  • Smart cities are going to be most successful with public-private partnerships and with the exploration of new business models wherein city provides the infrastructure and private industry provides the ability to utilize the data and create new services.
  • There are new services such as autonomous vehicles or connected vehicles (and associated services), crime detection and prevention, traffic management, city services, tourist services, etc. that require collaboration of many entities in the value chain.
  • Data privacy, data sharing, deriving intelligence from data requires rules and laws so that everyone is aware of the boundaries. These will vary from city to city, state to state, country to country so design of services needs to take that into account.

5G and HealthCare – Dallas
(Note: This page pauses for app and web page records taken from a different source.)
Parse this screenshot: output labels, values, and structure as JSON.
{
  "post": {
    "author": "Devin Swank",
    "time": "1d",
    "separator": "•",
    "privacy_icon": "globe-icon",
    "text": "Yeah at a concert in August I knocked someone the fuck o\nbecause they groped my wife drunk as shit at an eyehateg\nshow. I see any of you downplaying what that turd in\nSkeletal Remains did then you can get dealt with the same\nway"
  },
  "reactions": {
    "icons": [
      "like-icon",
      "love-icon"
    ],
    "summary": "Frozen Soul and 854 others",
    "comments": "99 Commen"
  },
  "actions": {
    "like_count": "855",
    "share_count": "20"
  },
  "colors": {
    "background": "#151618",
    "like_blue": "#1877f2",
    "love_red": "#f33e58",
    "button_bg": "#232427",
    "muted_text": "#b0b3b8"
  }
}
Healthcare represents the biggest piece of any nation’s economy and is ripe for disruption. From using VR to assist in live surgeries to monitoring continuous streams of data from person’s body, we are on the cusp of dramatic change. For this discussion, we had executives from AT&T, University of Texas Southwestern Medical Center, and Nokia.

  • HealthCare is ripe for disruption, but it is also the industry that doesn’t embrace technology that quickly.
  • While other industries like Automotive and Manufacturing have processes in place to provide input to the 3GPP standardization process, healthcare to date hasn’t really established any process to gather requirements and work on the pipeline into the standardization process.
  • The opportunities are enormous with one extreme being complete transformation of very complex healthcare procedures like brain surgery, spinal fusion procedures, etc. to simple integration of patient data monitoring into the well-being of citizens. (we actually demonstrated the spinal fusion procedure in the world’s first VR remote surgery demo at Mobile Future Forward last month. At this event, Dr. Kalil Abdullah who is a renowned brain surgeon talked about how overlaying of data on the actual brain tumor surgery procedure can be immensely helpful to the surgeons and staff.
  • Hospitals are deploying mmWave to provide new capabilities to the doctors and patients such as the use of VR for pain management therapy or transmission of high-resolution images.
  • There is no evidence that 5G will cause any damage to human health. While more studies should be done, our current engineering, statistical, and medical knowledge points to no risk at this point.
  • New medical devices decouple physical healthcare facilities with patients and even decouples doctors with patients. HealthCare facilities might become datacenters that connect patient data with machines in real-time providing invaluable data and analysis to doctors.

Chetan Sharma Consulting has been doing some pioneering work in understanding the business and impact of 5G and has published 12 papers to date on various aspects of 5G business and economics.

Thanks everyone who joined us on the road and thanks to our partners for making the success of 5GRoadShow possible. I am sure we will have more conversations in the coming days and months on how to make the 5G journey productive.

If you would like to get involved with our next year events, please feel free to reach out.